unit, were examined, and no malfunction or pre-existing anomaly was noted.

Engine

The engine was found to be capable of producing full power and was within normal operating
specifications for its type.

Engine–to–main transmission coupling


To transfer engine power to the main transmission, the R44 helicopter employs 4 double-V drive belts
running around 2 sheaves—the lower, “driving” sheave and the upper, “driven” sheave.
An examination of the drive belts showed evidence of slippage and wear. One of the belts had a
considerable amount of glazing and heat damage, with the web between the belts separated in areas.
Another belt was damaged more significantly, with one of the strands burned completely through and
the remaining strand distorted and inconsistent. The damage observed on the belts is consistent with
the belts having moved from their proper location on the sheave and subsequently being subject to
loading either on the sheave or in contact with rotating parts. However, the investigation was unable
to determine how much, if any, of the damage occurred prior to the impact with terrain.

Engine-cooling fan

The engine is cooled by means of an engine-cooling fan, which is attached to the engine by a taper-
fit between the end of the drive shaft and the socket of the fan. Examination of the tapered surface of
the shaft and bearing assembly showed some significant gouging damage. It was also noted that the
bolts holding the fan wheel to the socket hub were loose. Further examination revealed that the fan
wheel bolt holes were elongated. The investigation was unable to determine if the loose bolts and
elongated holes contributed to the occurrence.

Emergency locator transmitter


On examination, the ELT was found to be intact. The unit had activated and emitted a signal that was
detected by the CYBL flight service station approximately 80 minutes after the accident.

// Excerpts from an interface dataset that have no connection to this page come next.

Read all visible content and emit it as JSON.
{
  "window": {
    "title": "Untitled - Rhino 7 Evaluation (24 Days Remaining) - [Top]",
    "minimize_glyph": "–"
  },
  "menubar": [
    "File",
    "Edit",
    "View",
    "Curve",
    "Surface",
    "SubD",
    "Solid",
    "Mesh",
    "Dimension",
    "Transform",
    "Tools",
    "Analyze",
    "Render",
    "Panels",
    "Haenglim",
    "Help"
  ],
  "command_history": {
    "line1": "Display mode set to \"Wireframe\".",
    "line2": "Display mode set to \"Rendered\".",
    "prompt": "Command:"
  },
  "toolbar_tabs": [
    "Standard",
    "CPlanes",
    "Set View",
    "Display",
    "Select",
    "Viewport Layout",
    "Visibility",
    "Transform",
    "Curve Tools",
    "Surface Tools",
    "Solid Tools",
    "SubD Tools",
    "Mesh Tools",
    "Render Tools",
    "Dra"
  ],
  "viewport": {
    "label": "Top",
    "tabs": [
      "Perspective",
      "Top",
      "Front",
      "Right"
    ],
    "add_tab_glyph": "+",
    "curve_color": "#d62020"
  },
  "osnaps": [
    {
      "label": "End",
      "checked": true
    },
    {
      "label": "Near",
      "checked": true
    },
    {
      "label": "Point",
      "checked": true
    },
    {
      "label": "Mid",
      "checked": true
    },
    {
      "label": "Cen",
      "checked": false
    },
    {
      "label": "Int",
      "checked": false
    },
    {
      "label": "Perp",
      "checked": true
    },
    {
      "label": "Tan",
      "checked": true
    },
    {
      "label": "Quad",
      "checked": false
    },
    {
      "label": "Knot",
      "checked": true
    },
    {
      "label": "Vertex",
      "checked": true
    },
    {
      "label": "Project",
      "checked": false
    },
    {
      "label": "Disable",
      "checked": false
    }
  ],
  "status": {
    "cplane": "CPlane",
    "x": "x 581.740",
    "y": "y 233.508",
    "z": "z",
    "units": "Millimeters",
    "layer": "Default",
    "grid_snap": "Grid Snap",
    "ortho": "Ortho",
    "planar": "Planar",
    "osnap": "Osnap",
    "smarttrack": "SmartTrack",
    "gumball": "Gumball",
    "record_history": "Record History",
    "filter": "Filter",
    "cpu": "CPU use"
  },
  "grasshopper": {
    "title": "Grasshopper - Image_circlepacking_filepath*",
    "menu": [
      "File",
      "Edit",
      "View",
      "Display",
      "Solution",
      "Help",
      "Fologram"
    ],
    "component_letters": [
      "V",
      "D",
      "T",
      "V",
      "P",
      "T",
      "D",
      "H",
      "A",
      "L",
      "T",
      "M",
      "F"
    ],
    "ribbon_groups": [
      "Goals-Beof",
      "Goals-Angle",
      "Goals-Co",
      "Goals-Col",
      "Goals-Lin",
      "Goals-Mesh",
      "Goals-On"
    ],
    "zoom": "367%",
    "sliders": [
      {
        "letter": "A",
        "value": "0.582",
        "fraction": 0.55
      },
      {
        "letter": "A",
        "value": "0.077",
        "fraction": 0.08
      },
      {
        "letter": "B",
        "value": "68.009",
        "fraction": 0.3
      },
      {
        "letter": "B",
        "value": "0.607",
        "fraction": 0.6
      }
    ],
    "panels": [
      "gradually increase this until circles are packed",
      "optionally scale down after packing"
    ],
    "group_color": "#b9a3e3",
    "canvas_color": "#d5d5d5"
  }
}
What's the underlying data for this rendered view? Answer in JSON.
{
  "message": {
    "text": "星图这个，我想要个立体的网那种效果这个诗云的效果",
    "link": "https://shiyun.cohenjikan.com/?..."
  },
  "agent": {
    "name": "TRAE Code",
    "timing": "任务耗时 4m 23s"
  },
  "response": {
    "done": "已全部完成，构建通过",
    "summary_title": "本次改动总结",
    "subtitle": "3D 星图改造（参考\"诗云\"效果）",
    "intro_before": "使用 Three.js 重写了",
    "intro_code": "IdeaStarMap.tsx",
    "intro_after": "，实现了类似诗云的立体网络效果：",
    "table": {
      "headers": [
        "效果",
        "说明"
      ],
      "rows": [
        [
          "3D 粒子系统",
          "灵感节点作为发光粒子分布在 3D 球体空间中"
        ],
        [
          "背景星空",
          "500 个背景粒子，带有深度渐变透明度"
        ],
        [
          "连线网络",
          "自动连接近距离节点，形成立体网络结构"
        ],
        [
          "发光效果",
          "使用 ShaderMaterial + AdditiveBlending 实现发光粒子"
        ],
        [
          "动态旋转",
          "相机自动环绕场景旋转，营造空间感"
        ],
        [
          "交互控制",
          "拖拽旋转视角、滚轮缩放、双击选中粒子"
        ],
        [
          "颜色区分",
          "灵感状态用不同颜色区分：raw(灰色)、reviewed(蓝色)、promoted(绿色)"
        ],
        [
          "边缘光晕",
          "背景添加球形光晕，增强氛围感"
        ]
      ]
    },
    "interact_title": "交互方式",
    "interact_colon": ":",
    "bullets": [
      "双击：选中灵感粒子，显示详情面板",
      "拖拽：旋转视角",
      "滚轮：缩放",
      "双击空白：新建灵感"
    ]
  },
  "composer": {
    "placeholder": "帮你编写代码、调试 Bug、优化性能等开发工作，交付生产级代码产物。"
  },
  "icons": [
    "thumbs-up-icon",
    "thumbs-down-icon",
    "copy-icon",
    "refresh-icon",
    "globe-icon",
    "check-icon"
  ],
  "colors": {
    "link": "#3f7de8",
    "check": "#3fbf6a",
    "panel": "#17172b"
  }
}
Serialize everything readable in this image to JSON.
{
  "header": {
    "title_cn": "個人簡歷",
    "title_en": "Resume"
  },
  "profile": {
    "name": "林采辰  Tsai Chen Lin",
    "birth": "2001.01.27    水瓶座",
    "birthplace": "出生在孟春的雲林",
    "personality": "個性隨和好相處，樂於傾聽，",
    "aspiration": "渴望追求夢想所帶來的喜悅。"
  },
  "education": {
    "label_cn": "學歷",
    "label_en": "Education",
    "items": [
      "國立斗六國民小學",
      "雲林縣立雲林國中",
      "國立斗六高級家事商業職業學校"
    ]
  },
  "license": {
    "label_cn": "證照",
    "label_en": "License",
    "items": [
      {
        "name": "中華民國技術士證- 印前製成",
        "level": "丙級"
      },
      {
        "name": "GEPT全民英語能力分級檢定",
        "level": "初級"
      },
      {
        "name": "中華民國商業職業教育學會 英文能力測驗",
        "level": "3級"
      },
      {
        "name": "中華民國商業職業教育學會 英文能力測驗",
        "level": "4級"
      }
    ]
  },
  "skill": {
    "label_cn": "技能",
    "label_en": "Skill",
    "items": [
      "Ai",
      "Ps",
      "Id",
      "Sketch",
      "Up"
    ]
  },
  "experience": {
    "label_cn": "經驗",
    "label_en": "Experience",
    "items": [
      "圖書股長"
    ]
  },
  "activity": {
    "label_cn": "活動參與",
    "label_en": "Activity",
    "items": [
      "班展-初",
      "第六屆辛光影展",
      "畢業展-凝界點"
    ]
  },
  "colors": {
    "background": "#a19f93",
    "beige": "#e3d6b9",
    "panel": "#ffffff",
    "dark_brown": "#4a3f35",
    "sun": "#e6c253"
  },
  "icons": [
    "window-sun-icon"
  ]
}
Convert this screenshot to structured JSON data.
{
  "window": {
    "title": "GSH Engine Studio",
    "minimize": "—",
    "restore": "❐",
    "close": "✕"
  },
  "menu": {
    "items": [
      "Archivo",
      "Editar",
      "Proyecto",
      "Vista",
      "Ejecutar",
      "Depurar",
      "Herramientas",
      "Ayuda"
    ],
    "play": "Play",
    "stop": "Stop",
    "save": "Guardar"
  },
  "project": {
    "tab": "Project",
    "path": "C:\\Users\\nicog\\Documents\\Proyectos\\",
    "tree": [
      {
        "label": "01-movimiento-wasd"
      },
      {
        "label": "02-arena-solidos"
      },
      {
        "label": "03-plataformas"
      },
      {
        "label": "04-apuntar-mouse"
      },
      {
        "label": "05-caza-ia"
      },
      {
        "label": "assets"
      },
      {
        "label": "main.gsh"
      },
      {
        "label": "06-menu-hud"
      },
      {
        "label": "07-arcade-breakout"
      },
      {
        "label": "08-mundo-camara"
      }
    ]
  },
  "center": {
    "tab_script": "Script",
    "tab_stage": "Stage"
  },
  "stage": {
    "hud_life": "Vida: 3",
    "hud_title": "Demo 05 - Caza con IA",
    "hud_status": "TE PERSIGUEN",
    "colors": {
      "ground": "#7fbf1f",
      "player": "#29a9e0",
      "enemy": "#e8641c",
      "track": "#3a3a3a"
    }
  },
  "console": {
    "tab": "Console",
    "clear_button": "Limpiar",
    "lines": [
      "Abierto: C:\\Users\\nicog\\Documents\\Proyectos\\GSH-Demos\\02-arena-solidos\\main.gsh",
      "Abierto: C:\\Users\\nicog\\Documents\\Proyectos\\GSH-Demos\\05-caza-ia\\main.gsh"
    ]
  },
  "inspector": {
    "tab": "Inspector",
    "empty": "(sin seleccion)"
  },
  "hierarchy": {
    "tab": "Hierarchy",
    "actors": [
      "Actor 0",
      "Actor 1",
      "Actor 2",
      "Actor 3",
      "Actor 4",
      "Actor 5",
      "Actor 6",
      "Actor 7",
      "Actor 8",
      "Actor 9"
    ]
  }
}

Conclusion
In this accident, the left-seat pilot was fatally injured, and the right-seat pilot was seriously injured.
Both pilots were certified and qualified for the flight. The weather conditions were not considered a
factor in the accident. The aircraft was maintained and certified in accordance with existing
regulations.
AIR TRANSPORTATION SAFETY INVESTIGATION REPORT A17P0149 | 5

The cause of the loss of control and collision with terrain could not be determined. As this and other
occurrences have demonstrated, when cockpit or data recordings are not available to an
investigation, the identification and communication of safety deficiencies to advance transportation
safety may be precluded.

The Board has previously recommended that


the Department of Transport require the mandatory installation of lightweight flight recording
systems by commercial operators and private operators not currently required to carry these systems.
TSB Recommendation A18-01

This concludes the TSB’s limited-scope investigation into this occurrence. The Board authorized the
release of this investigation report on 06 June 2018. It was officially released on 11 June 2018.

Transportation Safety Board of Canada


Place du Centre
200 Promenade du Portage, 4th floor
Gatineau QC K1A 1K8
819-994-3741
1-800-387-3557
www.tsb.gc.ca
communications@tsb.gc.ca

© Her Majesty the Queen in Right of Canada, as represented by


the Transportation Safety Board of Canada, 2018

Air transportation safety investigation report A17P0149

Cat. No. TU3-10/17-0149E-PDF


ISBN 978-0-660-26801-9

This report is available on the website of the


Transportation Safety Board of Canada at www.tsb.gc.ca
Le présent rapport est également disponible en français.